[Dataset rows for apps and sites]
-- -- --

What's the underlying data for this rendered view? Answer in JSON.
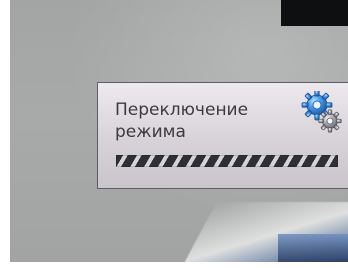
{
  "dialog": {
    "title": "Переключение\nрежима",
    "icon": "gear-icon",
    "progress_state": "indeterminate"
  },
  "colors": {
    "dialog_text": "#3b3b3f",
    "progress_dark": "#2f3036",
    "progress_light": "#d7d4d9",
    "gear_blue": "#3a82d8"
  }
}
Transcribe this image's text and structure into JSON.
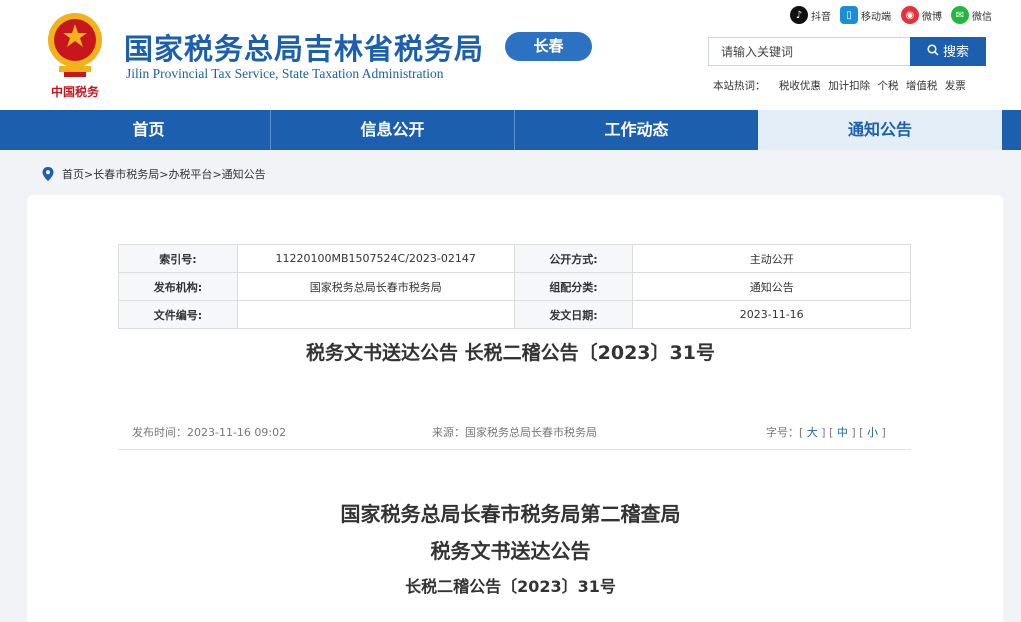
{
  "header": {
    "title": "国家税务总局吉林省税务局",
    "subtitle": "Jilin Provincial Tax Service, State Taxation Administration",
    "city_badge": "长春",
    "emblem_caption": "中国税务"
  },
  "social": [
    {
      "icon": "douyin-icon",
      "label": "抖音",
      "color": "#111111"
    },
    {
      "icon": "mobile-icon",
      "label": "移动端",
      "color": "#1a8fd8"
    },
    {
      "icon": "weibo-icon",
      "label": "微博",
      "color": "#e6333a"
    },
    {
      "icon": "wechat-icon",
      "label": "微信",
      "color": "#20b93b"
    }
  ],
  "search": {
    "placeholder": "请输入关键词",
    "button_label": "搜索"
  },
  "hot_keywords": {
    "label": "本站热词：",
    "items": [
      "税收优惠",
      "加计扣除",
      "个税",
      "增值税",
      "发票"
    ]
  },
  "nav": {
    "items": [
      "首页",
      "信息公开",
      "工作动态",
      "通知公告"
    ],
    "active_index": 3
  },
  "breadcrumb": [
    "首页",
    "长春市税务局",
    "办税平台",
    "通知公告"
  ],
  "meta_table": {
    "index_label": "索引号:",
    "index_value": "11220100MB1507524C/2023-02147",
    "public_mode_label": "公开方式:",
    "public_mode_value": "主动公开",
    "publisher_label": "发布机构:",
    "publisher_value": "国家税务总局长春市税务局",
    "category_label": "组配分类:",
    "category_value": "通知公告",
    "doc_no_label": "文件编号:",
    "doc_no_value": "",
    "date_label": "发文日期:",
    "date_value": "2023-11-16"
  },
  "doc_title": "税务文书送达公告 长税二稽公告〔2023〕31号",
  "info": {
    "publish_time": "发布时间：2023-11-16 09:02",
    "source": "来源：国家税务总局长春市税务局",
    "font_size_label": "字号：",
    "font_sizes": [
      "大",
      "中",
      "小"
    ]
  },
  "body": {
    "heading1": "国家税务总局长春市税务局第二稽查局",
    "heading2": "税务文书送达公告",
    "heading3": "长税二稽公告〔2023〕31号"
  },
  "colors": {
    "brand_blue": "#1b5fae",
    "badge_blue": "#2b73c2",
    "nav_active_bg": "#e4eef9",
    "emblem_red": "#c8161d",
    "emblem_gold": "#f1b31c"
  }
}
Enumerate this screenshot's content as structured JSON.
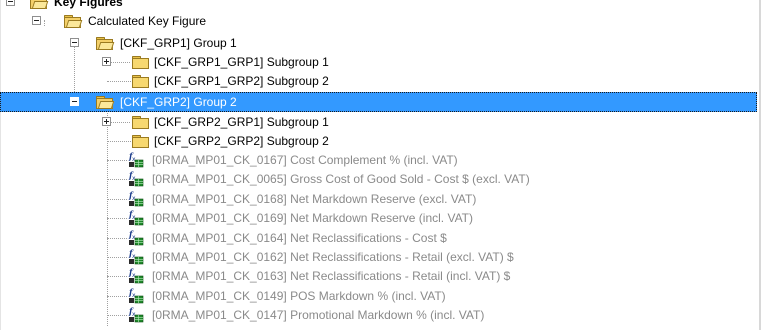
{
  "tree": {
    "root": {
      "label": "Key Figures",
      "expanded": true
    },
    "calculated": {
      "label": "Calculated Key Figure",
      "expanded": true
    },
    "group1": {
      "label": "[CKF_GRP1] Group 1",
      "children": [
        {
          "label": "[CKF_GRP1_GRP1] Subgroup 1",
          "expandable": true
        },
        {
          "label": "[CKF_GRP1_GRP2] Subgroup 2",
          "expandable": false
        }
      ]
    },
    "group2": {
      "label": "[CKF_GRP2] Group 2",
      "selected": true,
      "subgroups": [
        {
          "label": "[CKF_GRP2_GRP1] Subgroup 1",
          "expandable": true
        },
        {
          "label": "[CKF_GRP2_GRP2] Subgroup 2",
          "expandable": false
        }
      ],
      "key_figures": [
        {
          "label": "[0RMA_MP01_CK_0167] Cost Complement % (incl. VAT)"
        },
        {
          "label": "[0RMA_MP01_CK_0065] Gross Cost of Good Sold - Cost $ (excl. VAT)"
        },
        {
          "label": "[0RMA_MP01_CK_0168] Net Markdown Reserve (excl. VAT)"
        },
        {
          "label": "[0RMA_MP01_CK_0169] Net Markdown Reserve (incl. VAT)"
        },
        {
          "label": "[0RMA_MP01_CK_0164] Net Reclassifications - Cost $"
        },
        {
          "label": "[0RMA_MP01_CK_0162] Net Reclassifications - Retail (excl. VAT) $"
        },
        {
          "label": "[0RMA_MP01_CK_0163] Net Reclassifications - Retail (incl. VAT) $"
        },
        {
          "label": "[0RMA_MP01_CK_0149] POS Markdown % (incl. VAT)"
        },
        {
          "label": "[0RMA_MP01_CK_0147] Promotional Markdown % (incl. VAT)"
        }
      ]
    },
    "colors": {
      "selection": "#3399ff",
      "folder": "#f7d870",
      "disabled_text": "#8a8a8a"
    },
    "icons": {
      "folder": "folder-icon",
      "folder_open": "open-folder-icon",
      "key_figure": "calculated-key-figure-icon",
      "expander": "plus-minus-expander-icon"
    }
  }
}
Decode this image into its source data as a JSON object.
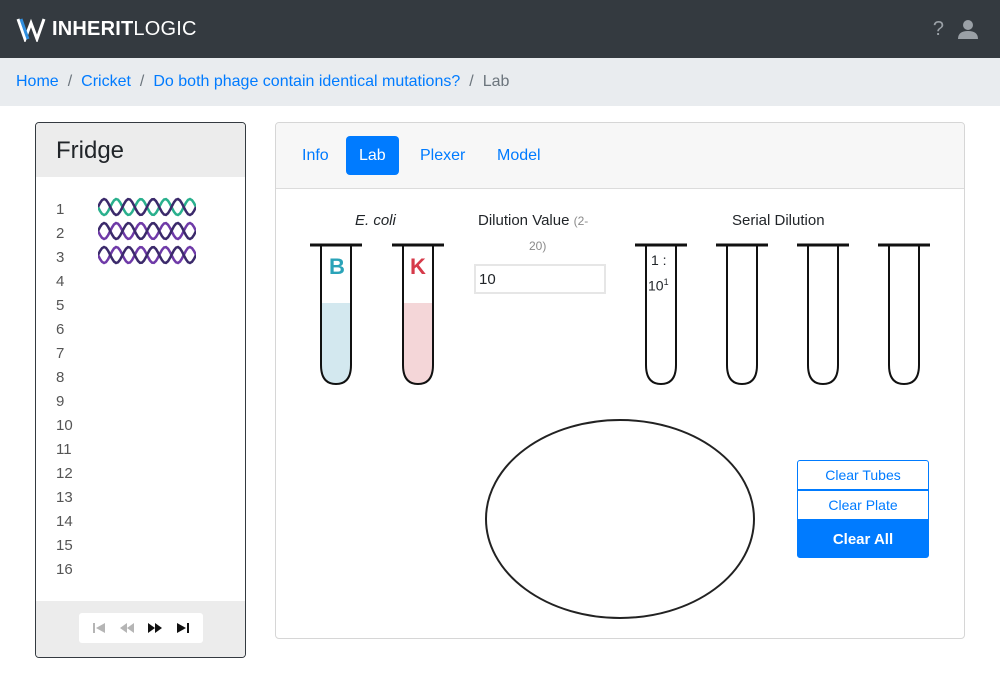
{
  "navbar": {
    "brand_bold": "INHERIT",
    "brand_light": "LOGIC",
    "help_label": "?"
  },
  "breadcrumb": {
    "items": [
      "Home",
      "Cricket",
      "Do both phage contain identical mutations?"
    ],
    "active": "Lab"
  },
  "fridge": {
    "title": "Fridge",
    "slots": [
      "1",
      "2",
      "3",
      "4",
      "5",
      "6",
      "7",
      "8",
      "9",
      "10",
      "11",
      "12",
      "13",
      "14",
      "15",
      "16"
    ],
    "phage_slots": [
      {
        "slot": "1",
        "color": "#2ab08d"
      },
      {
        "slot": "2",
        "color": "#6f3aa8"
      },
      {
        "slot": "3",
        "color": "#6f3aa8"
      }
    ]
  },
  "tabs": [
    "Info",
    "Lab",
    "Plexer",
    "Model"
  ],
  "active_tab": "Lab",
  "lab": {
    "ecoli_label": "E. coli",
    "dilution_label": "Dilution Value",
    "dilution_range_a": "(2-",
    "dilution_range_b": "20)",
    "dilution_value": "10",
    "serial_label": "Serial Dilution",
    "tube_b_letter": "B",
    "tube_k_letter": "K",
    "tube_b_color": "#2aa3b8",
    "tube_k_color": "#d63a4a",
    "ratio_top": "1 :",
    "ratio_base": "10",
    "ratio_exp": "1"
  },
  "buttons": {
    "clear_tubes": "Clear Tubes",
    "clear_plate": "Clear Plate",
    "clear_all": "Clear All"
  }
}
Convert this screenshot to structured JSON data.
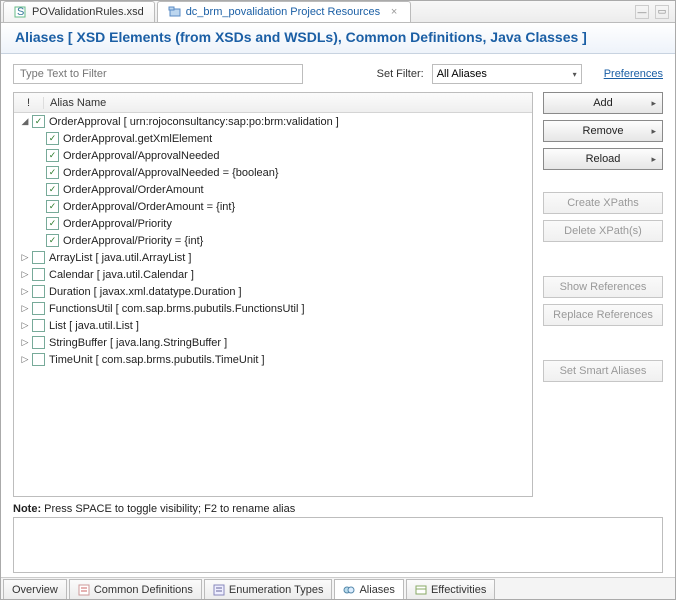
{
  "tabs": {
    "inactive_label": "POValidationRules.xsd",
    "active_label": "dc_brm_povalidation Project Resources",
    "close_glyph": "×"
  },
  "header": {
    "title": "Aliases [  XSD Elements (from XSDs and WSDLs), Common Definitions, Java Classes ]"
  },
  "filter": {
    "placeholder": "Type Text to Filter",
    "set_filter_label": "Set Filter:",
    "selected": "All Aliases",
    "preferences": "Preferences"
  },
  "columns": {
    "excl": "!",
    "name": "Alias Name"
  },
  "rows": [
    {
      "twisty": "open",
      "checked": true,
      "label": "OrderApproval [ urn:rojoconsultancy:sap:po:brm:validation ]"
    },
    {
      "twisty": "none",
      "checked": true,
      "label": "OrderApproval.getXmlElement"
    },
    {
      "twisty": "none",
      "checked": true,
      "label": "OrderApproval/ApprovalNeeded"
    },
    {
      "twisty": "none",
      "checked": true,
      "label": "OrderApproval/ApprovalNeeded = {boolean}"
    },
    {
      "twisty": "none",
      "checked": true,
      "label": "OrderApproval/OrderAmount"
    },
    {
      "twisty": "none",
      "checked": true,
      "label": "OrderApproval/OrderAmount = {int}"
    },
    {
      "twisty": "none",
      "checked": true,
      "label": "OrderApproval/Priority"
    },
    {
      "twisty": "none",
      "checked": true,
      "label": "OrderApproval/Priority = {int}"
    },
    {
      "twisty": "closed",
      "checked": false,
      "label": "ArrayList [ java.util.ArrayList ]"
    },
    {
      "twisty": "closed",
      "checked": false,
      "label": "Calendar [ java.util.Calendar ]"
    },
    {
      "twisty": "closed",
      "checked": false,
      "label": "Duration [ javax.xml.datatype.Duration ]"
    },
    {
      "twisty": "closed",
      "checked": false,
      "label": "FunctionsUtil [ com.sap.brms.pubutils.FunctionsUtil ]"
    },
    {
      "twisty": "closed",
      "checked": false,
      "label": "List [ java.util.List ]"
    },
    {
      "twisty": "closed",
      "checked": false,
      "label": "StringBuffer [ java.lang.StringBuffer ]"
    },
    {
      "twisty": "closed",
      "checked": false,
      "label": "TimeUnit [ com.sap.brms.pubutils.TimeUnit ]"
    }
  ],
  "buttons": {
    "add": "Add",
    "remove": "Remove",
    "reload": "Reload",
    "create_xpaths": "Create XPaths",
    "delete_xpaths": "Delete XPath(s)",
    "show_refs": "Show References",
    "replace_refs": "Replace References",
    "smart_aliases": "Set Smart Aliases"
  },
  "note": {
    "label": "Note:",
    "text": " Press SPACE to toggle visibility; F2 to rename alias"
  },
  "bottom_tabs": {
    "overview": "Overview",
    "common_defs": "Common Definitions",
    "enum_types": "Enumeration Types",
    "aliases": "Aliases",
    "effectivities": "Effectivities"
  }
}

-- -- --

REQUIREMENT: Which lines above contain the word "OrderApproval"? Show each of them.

EXERCISE OUTPUT:
      "label": "OrderApproval [ urn:rojoconsultancy:sap:po:brm:validation ]"
      "label": "OrderApproval.getXmlElement"
      "label": "OrderApproval/ApprovalNeeded"
      "label": "OrderApproval/ApprovalNeeded = {boolean}"
      "label": "OrderApproval/OrderAmount"
      "label": "OrderApproval/OrderAmount = {int}"
      "label": "OrderApproval/Priority"
      "label": "OrderApproval/Priority = {int}"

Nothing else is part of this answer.